(ASSIGNMENT): Print the entries exactly; no image belongs in the copy.
/---
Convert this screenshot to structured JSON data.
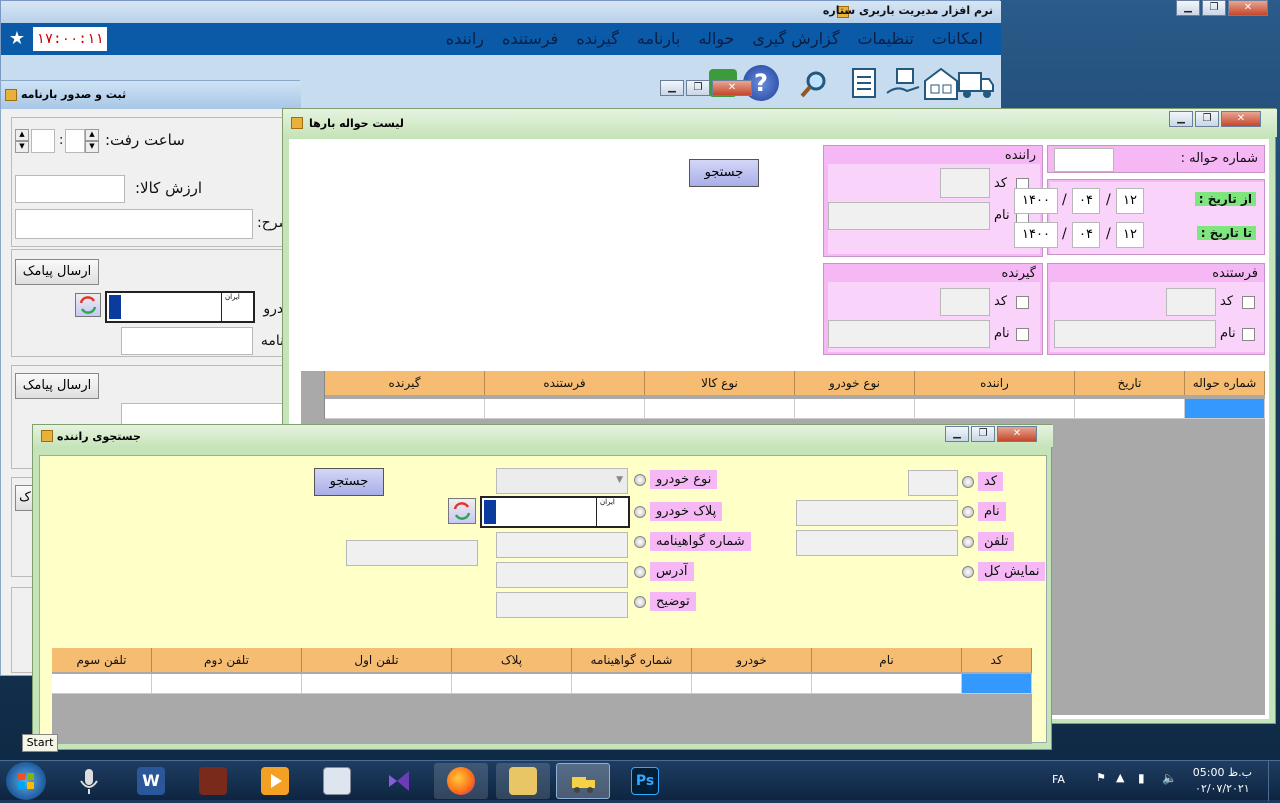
{
  "main": {
    "title": "نرم افزار مدیریت باربری ستاره",
    "clock": "۱۷:۰۰:۱۱",
    "menu": [
      "راننده",
      "فرستنده",
      "گیرنده",
      "بارنامه",
      "حواله",
      "گزارش گیری",
      "تنظیمات",
      "امکانات"
    ]
  },
  "waybill": {
    "title": "ثبت و صدور بارنامه",
    "departure_time_label": "ساعت رفت:",
    "time_sep": ":",
    "goods_value_label": "ارزش کالا:",
    "desc_label": "شرح:",
    "send_sms_1": "ارسال پیامک",
    "vehicle_label": "خودرو :",
    "waybill_no_label": "بارنامه :",
    "send_sms_2": "ارسال پیامک",
    "partial_btn": "ک"
  },
  "remittance": {
    "title": "لیست حواله بارها",
    "search_button": "جستجو",
    "remit_no_label": "شماره حواله :",
    "driver_group": "راننده",
    "code_label": "کد",
    "name_label": "نام",
    "from_date_label": "از تاریخ :",
    "to_date_label": "تا تاریخ :",
    "from_date": {
      "day": "۱۲",
      "month": "۰۴",
      "year": "۱۴۰۰"
    },
    "to_date": {
      "day": "۱۲",
      "month": "۰۴",
      "year": "۱۴۰۰"
    },
    "date_sep": "/",
    "receiver_group": "گیرنده",
    "sender_group": "فرستنده",
    "columns": [
      "شماره حواله",
      "تاریخ",
      "راننده",
      "نوع خودرو",
      "نوع کالا",
      "فرستنده",
      "گیرنده"
    ]
  },
  "driver_search": {
    "title": "جستجوی راننده",
    "search_button": "جستجو",
    "options_right": [
      "کد",
      "نام",
      "تلفن",
      "نمایش کل"
    ],
    "options_mid": [
      "نوع خودرو",
      "پلاک خودرو",
      "شماره گواهینامه",
      "آدرس",
      "توضیح"
    ],
    "columns": [
      "کد",
      "نام",
      "خودرو",
      "شماره گواهینامه",
      "پلاک",
      "تلفن اول",
      "تلفن دوم",
      "تلفن سوم"
    ]
  },
  "plate": {
    "country": "ایران",
    "code": "IR\nIRAN"
  },
  "taskbar": {
    "start_tooltip": "Start",
    "lang": "FA",
    "time": "05:00 ب.ظ",
    "date": "۰۲/۰۷/۲۰۲۱"
  }
}
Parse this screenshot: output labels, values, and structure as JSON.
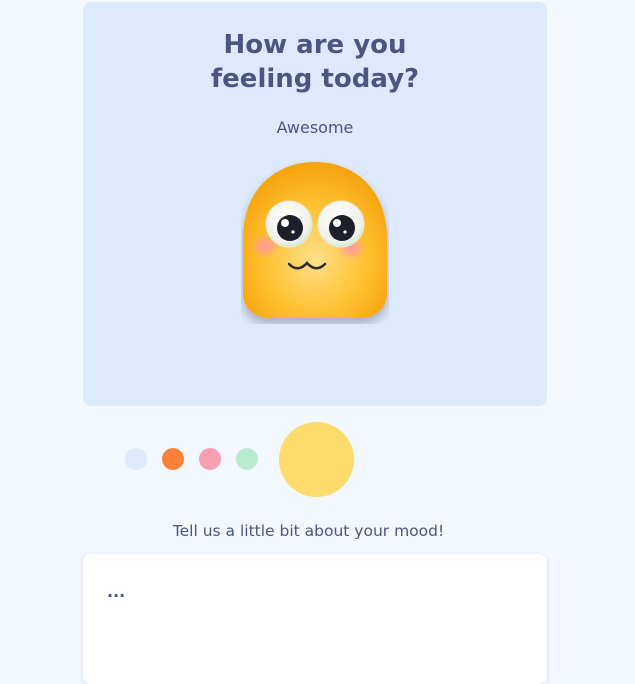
{
  "header": {
    "title_line1": "How are you",
    "title_line2": "feeling today?"
  },
  "current_mood": {
    "label": "Awesome",
    "icon": "happy-blob-emoji-icon"
  },
  "mood_options": [
    {
      "color": "#dde9fd"
    },
    {
      "color": "#fb8139"
    },
    {
      "color": "#f8a0b3"
    },
    {
      "color": "#b8ecd0"
    },
    {
      "color": "#fddc6c",
      "selected": true
    }
  ],
  "journal": {
    "prompt": "Tell us a little bit about your mood!",
    "placeholder": "..."
  },
  "colors": {
    "background": "#f3f7fe",
    "hero": "#dde9fd",
    "text": "#4a5680",
    "accent": "#fddc6c"
  }
}
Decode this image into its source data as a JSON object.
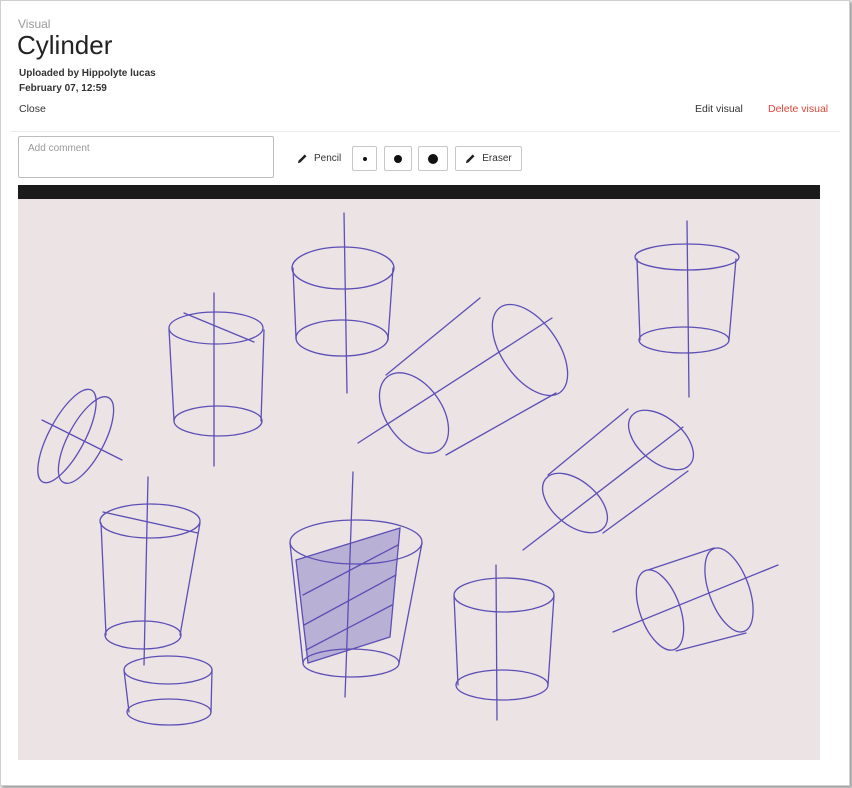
{
  "header": {
    "kicker": "Visual",
    "title": "Cylinder",
    "uploaded_by": "Uploaded by Hippolyte lucas",
    "date": "February 07, 12:59",
    "close_label": "Close",
    "edit_label": "Edit visual",
    "delete_label": "Delete visual",
    "delete_color": "#e0453a"
  },
  "comment": {
    "placeholder": "Add comment",
    "value": ""
  },
  "toolbar": {
    "pencil_label": "Pencil",
    "pencil_icon": "pencil-icon",
    "brush_sizes": [
      "small",
      "medium",
      "large"
    ],
    "eraser_label": "Eraser",
    "eraser_icon": "eraser-icon"
  },
  "image": {
    "subject": "pen sketches of cylinders on paper",
    "paper_color": "#ece3e5",
    "ink_color": "#5c4fb6"
  }
}
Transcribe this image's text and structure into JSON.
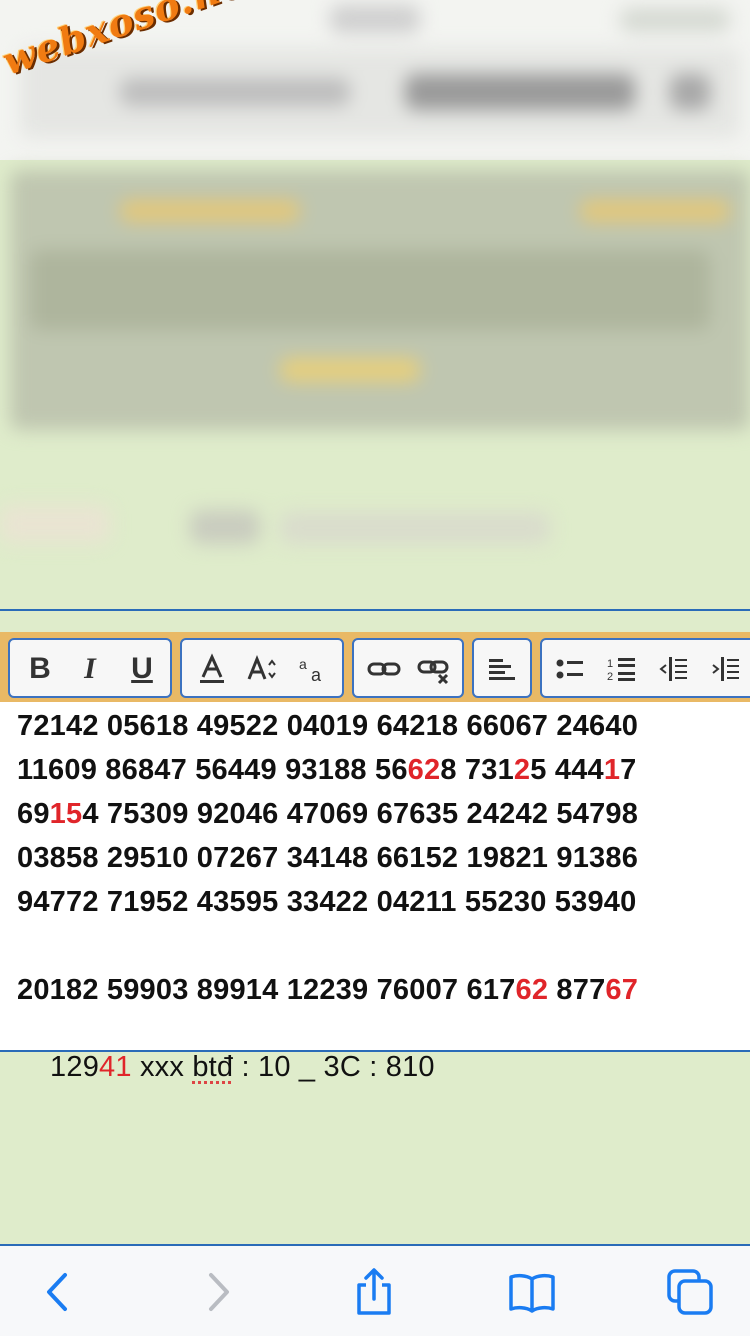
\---
(SOLUTION FOR THIS EXERCISE):
Convert this screenshot to structured JSON data.
{
  "main": {
    "title": "نرم افزار مدیریت باربری ستاره",
    "clock": "۱۷:۰۰:۱۱",
    "menu": [
      "راننده",
      "فرستنده",
      "گیرنده",
      "بارنامه",
      "حواله",
      "گزارش گیری",
      "تنظیمات",
      "امکانات"
    ]
  },
  "waybill": {
    "title": "ثبت و صدور بارنامه",
    "departure_time_label": "ساعت رفت:",
    "time_sep": ":",
    "goods_value_label": "ارزش کالا:",
    "desc_label": "شرح:",
    "send_sms_1": "ارسال پیامک",
    "vehicle_label": "خودرو :",
    "waybill_no_label": "بارنامه :",
    "send_sms_2": "ارسال پیامک",
    "partial_btn": "ک"
  },
  "remittance": {
    "title": "لیست حواله بارها",
    "search_button": "جستجو",
    "remit_no_label": "شماره حواله :",
    "driver_group": "راننده",
    "code_label": "کد",
    "name_label": "نام",
    "from_date_label": "از تاریخ :",
    "to_date_label": "تا تاریخ :",
    "from_date": {
      "day": "۱۲",
      "month": "۰۴",
      "year": "۱۴۰۰"
    },
    "to_date": {
      "day": "۱۲",
      "month": "۰۴",
      "year": "۱۴۰۰"
    },
    "date_sep": "/",
    "receiver_group": "گیرنده",
    "sender_group": "فرستنده",
    "columns": [
      "شماره حواله",
      "تاریخ",
      "راننده",
      "نوع خودرو",
      "نوع کالا",
      "فرستنده",
      "گیرنده"
    ]
  },
  "driver_search": {
    "title": "جستجوی راننده",
    "search_button": "جستجو",
    "options_right": [
      "کد",
      "نام",
      "تلفن",
      "نمایش کل"
    ],
    "options_mid": [
      "نوع خودرو",
      "پلاک خودرو",
      "شماره گواهینامه",
      "آدرس",
      "توضیح"
    ],
    "columns": [
      "کد",
      "نام",
      "خودرو",
      "شماره گواهینامه",
      "پلاک",
      "تلفن اول",
      "تلفن دوم",
      "تلفن سوم"
    ]
  },
  "plate": {
    "country": "ایران",
    "code": "IR\nIRAN"
  },
  "taskbar": {
    "start_tooltip": "Start",
    "lang": "FA",
    "time": "05:00 ب.ظ",
    "date": "۰۲/۰۷/۲۰۲۱"
  }
}
Parse this screenshot: output labels, values, and structure as JSON.
{
  "header": {
    "title_line1": "How are you",
    "title_line2": "feeling today?"
  },
  "current_mood": {
    "label": "Awesome",
    "icon": "happy-blob-emoji-icon"
  },
  "mood_options": [
    {
      "color": "#dde9fd"
    },
    {
      "color": "#fb8139"
    },
    {
      "color": "#f8a0b3"
    },
    {
      "color": "#b8ecd0"
    },
    {
      "color": "#fddc6c",
      "selected": true
    }
  ],
  "journal": {
    "prompt": "Tell us a little bit about your mood!",
    "placeholder": "..."
  },
  "colors": {
    "background": "#f3f7fe",
    "hero": "#dde9fd",
    "text": "#4a5680",
    "accent": "#fddc6c"
  }
}
Decode this image into its source data as a JSON object.
{
  "header": {
    "kicker": "Visual",
    "title": "Cylinder",
    "uploaded_by": "Uploaded by Hippolyte lucas",
    "date": "February 07, 12:59",
    "close_label": "Close",
    "edit_label": "Edit visual",
    "delete_label": "Delete visual",
    "delete_color": "#e0453a"
  },
  "comment": {
    "placeholder": "Add comment",
    "value": ""
  },
  "toolbar": {
    "pencil_label": "Pencil",
    "pencil_icon": "pencil-icon",
    "brush_sizes": [
      "small",
      "medium",
      "large"
    ],
    "eraser_label": "Eraser",
    "eraser_icon": "eraser-icon"
  },
  "image": {
    "subject": "pen sketches of cylinders on paper",
    "paper_color": "#ece3e5",
    "ink_color": "#5c4fb6"
  }
}
Transcribe this image's text and structure into JSON.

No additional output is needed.